Truman Henry Safford, an American mathematician, born in Royalton, Vt., Jan. 6, 1836. While a child he attracted public attention by his remarkable powers of calculation. He could mentally extract the square and cube roots of numbers of 9 and 10 places of figures, and at 14 produced the elliptic elements of the first comet of 1849. At this time he was widely known as the Vermont boy calculator. He graduated at Harvard college in 1854, and spent some time in professional studies in the observatory of that institution. Between 1850 and 1862 he computed the orbits of many planets and comets, and his labors were published in the monthly notices of the royal astronomical society of England, the Astrono-mische Nachrichten, and the "Astronomical Journal." From 1863 to 1866 he was connected with the Harvard observatory, part of the time as acting director, and was chiefly employed in observations for a standard catalogue of right ascensions. In the single year 1863 he determined the right ascension of 1,700 stars, and the declination of 450. In 1865 he became professor of astronomy in the university of Chicago and director of Dearborn observatory. The first two years here were chiefly devoted to work upon the nebulae, many new ones being discovered.
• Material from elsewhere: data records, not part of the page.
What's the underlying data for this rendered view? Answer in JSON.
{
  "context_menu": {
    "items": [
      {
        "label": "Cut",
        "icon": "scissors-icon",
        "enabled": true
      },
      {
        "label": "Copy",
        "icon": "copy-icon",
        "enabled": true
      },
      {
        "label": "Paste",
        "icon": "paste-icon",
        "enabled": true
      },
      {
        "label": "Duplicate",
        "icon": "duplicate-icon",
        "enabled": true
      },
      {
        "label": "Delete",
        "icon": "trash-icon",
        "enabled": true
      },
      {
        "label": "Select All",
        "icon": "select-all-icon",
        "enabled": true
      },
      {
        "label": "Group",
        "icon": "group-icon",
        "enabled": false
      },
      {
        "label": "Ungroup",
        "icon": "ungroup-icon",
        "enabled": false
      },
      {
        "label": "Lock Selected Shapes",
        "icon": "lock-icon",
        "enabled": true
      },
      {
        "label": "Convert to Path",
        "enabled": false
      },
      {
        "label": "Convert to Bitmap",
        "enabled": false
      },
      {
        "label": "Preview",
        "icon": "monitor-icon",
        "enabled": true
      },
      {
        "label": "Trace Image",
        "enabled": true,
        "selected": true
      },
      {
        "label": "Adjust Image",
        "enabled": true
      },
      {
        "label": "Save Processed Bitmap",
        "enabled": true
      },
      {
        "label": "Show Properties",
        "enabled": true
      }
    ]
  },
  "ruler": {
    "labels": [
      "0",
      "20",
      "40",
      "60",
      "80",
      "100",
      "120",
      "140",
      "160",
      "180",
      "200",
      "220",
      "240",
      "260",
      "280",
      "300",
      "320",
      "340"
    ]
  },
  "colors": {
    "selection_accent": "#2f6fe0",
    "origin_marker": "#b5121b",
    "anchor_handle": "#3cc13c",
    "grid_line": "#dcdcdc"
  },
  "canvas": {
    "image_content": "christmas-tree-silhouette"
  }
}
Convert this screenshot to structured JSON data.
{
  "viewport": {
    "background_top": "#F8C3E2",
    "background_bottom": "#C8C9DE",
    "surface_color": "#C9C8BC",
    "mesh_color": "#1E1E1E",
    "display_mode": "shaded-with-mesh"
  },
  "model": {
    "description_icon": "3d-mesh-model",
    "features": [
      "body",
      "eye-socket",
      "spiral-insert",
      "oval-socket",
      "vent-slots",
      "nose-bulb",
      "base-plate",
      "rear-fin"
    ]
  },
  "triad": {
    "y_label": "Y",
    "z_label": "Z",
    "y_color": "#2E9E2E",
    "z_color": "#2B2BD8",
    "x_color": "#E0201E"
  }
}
From 1869 to 1871 he was engaged upon the great catalogue of stars now forming by the coöperation of English, German, Russian, Norwegian, Swiss, and American astronomers. This undertaking, however, was interrupted by the total loss of the means of the Chicago observatory, and since 1872 Prof. Safford has been much employed in latitude and longitude work in the territories, by the United States engineers, for whom he has also prepared a star catalogue, which was published by the war department. He is now (1875) working upon another. He has edited vol. iv. (part i.) and vol. v. of the "Annals of Harvard College Observatory." The latter volume is taken up by the report of Prof. G. P. Bond's discoveries in the constellation of Orion, which Prof. Safford wrote out fully after Bond's death. Other contributions of Prof. Safford may be found in the same periodical, and also in the "Proceedings of the American Academy".